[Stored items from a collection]
-*-*-

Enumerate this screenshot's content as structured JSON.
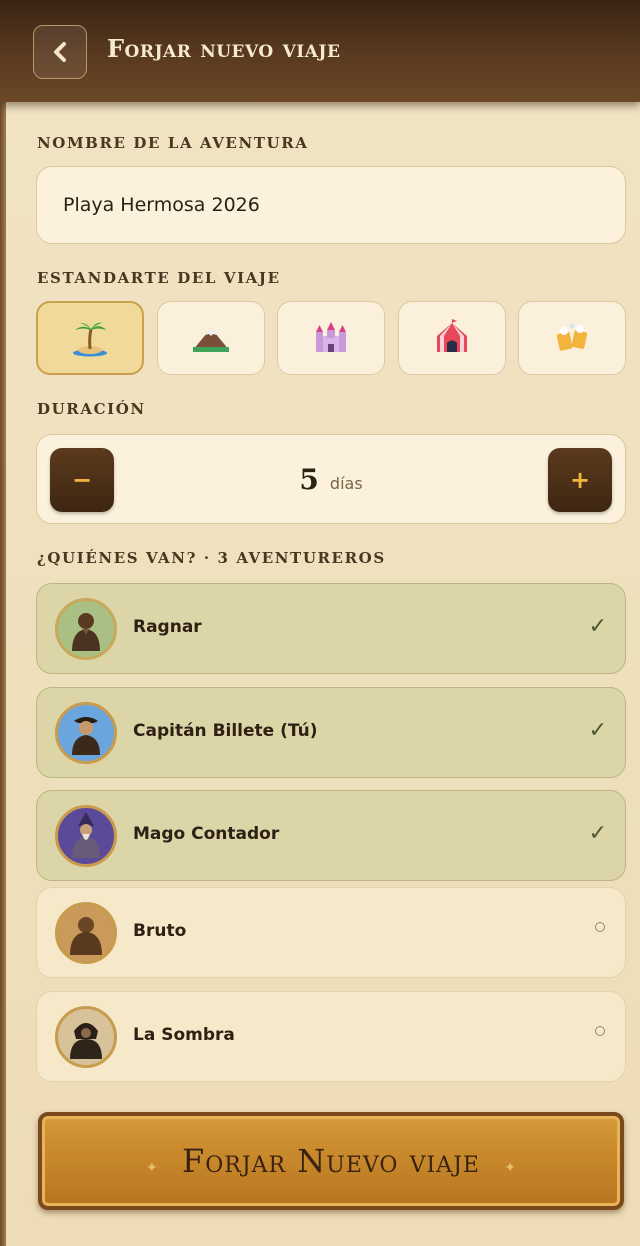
{
  "header": {
    "back_icon": "chevron-left-icon",
    "title": "Forjar nuevo viaje"
  },
  "adventure_name": {
    "label": "NOMBRE DE LA AVENTURA",
    "value": "Playa Hermosa 2026"
  },
  "banner": {
    "label": "ESTANDARTE DEL VIAJE",
    "options": [
      {
        "icon": "palm-island-icon",
        "selected": true
      },
      {
        "icon": "mountain-icon",
        "selected": false
      },
      {
        "icon": "castle-icon",
        "selected": false
      },
      {
        "icon": "circus-tent-icon",
        "selected": false
      },
      {
        "icon": "beer-mugs-icon",
        "selected": false
      }
    ]
  },
  "duration": {
    "label": "DURACIÓN",
    "value": "5",
    "unit": "días",
    "minus_label": "−",
    "plus_label": "+"
  },
  "members": {
    "label": "¿QUIÉNES VAN? · 3 AVENTUREROS",
    "list": [
      {
        "name": "Ragnar",
        "selected": true,
        "mark": "✓"
      },
      {
        "name": "Capitán Billete (Tú)",
        "selected": true,
        "mark": "✓"
      },
      {
        "name": "Mago Contador",
        "selected": true,
        "mark": "✓"
      },
      {
        "name": "Bruto",
        "selected": false,
        "mark": ""
      },
      {
        "name": "La Sombra",
        "selected": false,
        "mark": ""
      }
    ]
  },
  "submit": {
    "label": "Forjar Nuevo viaje"
  },
  "colors": {
    "header": "#4a2e18",
    "accent": "#c98a2c",
    "selected_member": "#dcd5a8"
  }
}
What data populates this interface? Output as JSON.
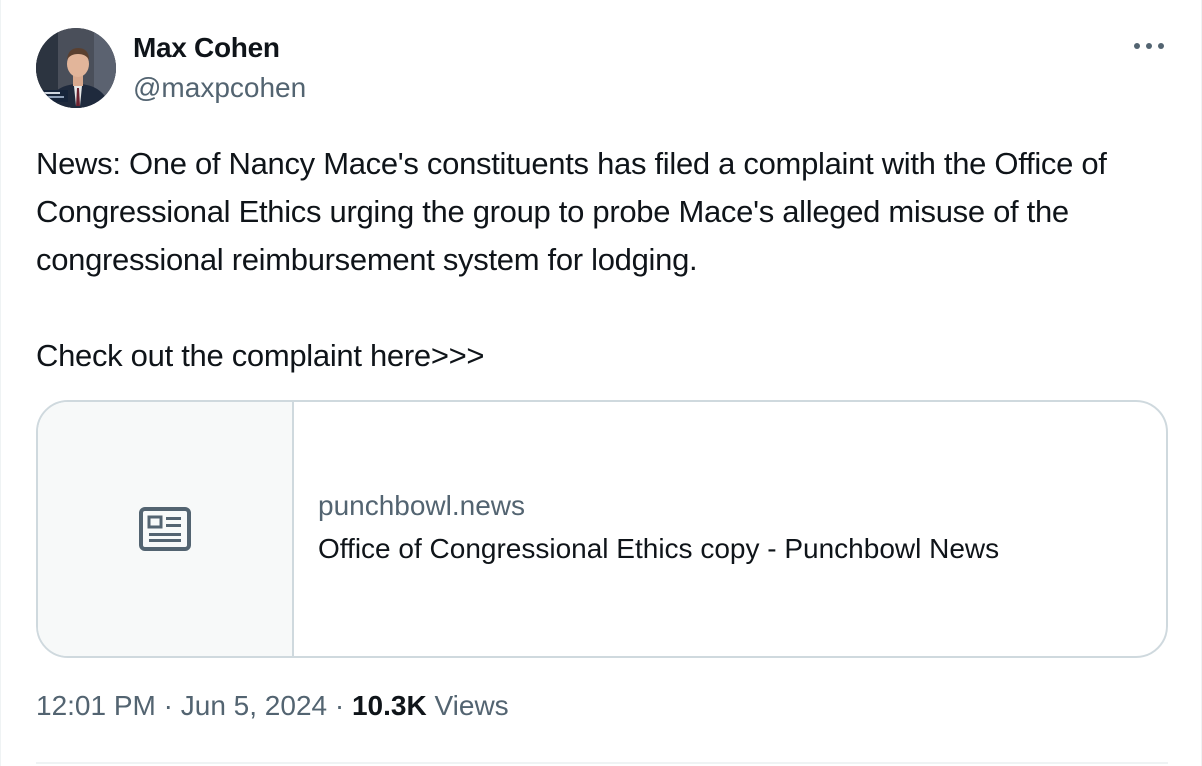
{
  "author": {
    "name": "Max Cohen",
    "handle": "@maxpcohen"
  },
  "tweet": {
    "paragraphs": [
      "News: One of Nancy Mace's constituents has filed a complaint with the Office of Congressional Ethics urging the group to probe Mace's alleged misuse of the congressional reimbursement system for lodging.",
      "Check out the complaint here>>>"
    ]
  },
  "link_card": {
    "domain": "punchbowl.news",
    "title": "Office of Congressional Ethics copy - Punchbowl News",
    "icon": "newspaper-icon"
  },
  "meta": {
    "time": "12:01 PM",
    "separator": "·",
    "date": "Jun 5, 2024",
    "views_count": "10.3K",
    "views_label": "Views"
  },
  "icons": {
    "more": "more-horizontal-icon"
  },
  "colors": {
    "text_primary": "#0f1419",
    "text_secondary": "#536471",
    "border": "#cfd9de",
    "card_bg": "#f7f9f9"
  }
}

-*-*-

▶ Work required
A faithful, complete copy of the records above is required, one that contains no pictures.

▶ Exercise solution
Enumerate this screenshot's content as structured JSON.
{
  "header": {
    "back_icon": "chevron-left-icon",
    "title": "Forjar nuevo viaje"
  },
  "adventure_name": {
    "label": "NOMBRE DE LA AVENTURA",
    "value": "Playa Hermosa 2026"
  },
  "banner": {
    "label": "ESTANDARTE DEL VIAJE",
    "options": [
      {
        "icon": "palm-island-icon",
        "selected": true
      },
      {
        "icon": "mountain-icon",
        "selected": false
      },
      {
        "icon": "castle-icon",
        "selected": false
      },
      {
        "icon": "circus-tent-icon",
        "selected": false
      },
      {
        "icon": "beer-mugs-icon",
        "selected": false
      }
    ]
  },
  "duration": {
    "label": "DURACIÓN",
    "value": "5",
    "unit": "días",
    "minus_label": "−",
    "plus_label": "+"
  },
  "members": {
    "label": "¿QUIÉNES VAN? · 3 AVENTUREROS",
    "list": [
      {
        "name": "Ragnar",
        "selected": true,
        "mark": "✓"
      },
      {
        "name": "Capitán Billete (Tú)",
        "selected": true,
        "mark": "✓"
      },
      {
        "name": "Mago Contador",
        "selected": true,
        "mark": "✓"
      },
      {
        "name": "Bruto",
        "selected": false,
        "mark": ""
      },
      {
        "name": "La Sombra",
        "selected": false,
        "mark": ""
      }
    ]
  },
  "submit": {
    "label": "Forjar Nuevo viaje"
  },
  "colors": {
    "header": "#4a2e18",
    "accent": "#c98a2c",
    "selected_member": "#dcd5a8"
  }
}
What data populates this interface? Output as JSON.
{
  "author": {
    "name": "Max Cohen",
    "handle": "@maxpcohen"
  },
  "tweet": {
    "paragraphs": [
      "News: One of Nancy Mace's constituents has filed a complaint with the Office of Congressional Ethics urging the group to probe Mace's alleged misuse of the congressional reimbursement system for lodging.",
      "Check out the complaint here>>>"
    ]
  },
  "link_card": {
    "domain": "punchbowl.news",
    "title": "Office of Congressional Ethics copy - Punchbowl News",
    "icon": "newspaper-icon"
  },
  "meta": {
    "time": "12:01 PM",
    "separator": "·",
    "date": "Jun 5, 2024",
    "views_count": "10.3K",
    "views_label": "Views"
  },
  "icons": {
    "more": "more-horizontal-icon"
  },
  "colors": {
    "text_primary": "#0f1419",
    "text_secondary": "#536471",
    "border": "#cfd9de",
    "card_bg": "#f7f9f9"
  }
}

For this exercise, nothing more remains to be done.